§ **EXERCISE PROMPT**:
Print the data exactly. Pictures stay out.

Dataset rows for apps and sites
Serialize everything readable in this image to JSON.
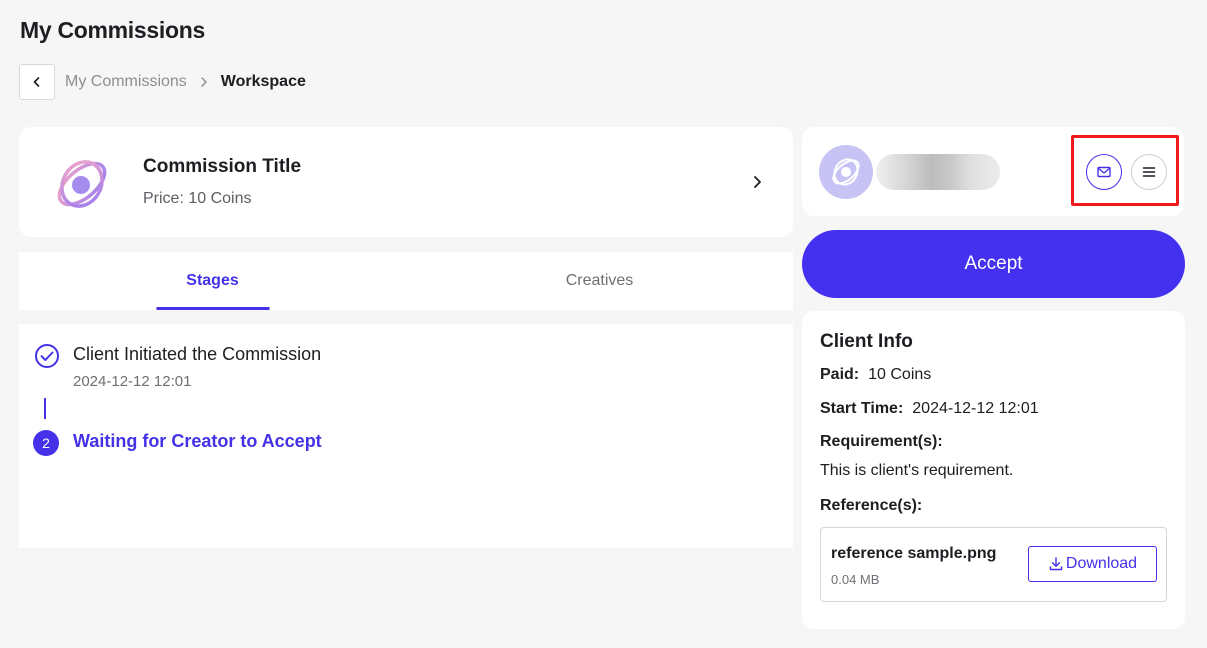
{
  "page_title": "My Commissions",
  "breadcrumb": {
    "back_icon": "chevron-left-icon",
    "previous": "My Commissions",
    "separator_icon": "chevron-right-icon",
    "current": "Workspace"
  },
  "commission": {
    "title": "Commission Title",
    "price": "Price: 10 Coins",
    "logo_icon": "atom-logo-icon"
  },
  "tabs": [
    {
      "label": "Stages",
      "active": true
    },
    {
      "label": "Creatives",
      "active": false
    }
  ],
  "stages": [
    {
      "title": "Client Initiated the Commission",
      "time": "2024-12-12 12:01",
      "status": "completed",
      "icon": "check-circle-icon"
    },
    {
      "title": "Waiting for Creator to Accept",
      "number": "2",
      "status": "current"
    }
  ],
  "user": {
    "avatar_icon": "atom-avatar-icon",
    "name": "",
    "mail_icon": "mail-icon",
    "menu_icon": "menu-icon"
  },
  "accept_label": "Accept",
  "client_info": {
    "heading": "Client Info",
    "paid_label": "Paid:",
    "paid_value": "10 Coins",
    "start_time_label": "Start Time:",
    "start_time_value": "2024-12-12 12:01",
    "requirements_label": "Requirement(s):",
    "requirements_value": "This is client's requirement.",
    "references_label": "Reference(s):",
    "reference": {
      "file_name": "reference sample.png",
      "file_size": "0.04 MB",
      "download_label": "Download",
      "download_icon": "download-icon"
    }
  },
  "colors": {
    "accent": "#4431e8",
    "highlight": "#ef1b1b",
    "background": "#f6f6f7"
  }
}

§ **RESULT OF THE EXERCISE**:
Serialize everything readable in this image to JSON.
{
  "page_title": "My Commissions",
  "breadcrumb": {
    "back_icon": "chevron-left-icon",
    "previous": "My Commissions",
    "separator_icon": "chevron-right-icon",
    "current": "Workspace"
  },
  "commission": {
    "title": "Commission Title",
    "price": "Price: 10 Coins",
    "logo_icon": "atom-logo-icon"
  },
  "tabs": [
    {
      "label": "Stages",
      "active": true
    },
    {
      "label": "Creatives",
      "active": false
    }
  ],
  "stages": [
    {
      "title": "Client Initiated the Commission",
      "time": "2024-12-12 12:01",
      "status": "completed",
      "icon": "check-circle-icon"
    },
    {
      "title": "Waiting for Creator to Accept",
      "number": "2",
      "status": "current"
    }
  ],
  "user": {
    "avatar_icon": "atom-avatar-icon",
    "name": "",
    "mail_icon": "mail-icon",
    "menu_icon": "menu-icon"
  },
  "accept_label": "Accept",
  "client_info": {
    "heading": "Client Info",
    "paid_label": "Paid:",
    "paid_value": "10 Coins",
    "start_time_label": "Start Time:",
    "start_time_value": "2024-12-12 12:01",
    "requirements_label": "Requirement(s):",
    "requirements_value": "This is client's requirement.",
    "references_label": "Reference(s):",
    "reference": {
      "file_name": "reference sample.png",
      "file_size": "0.04 MB",
      "download_label": "Download",
      "download_icon": "download-icon"
    }
  },
  "colors": {
    "accent": "#4431e8",
    "highlight": "#ef1b1b",
    "background": "#f6f6f7"
  }
}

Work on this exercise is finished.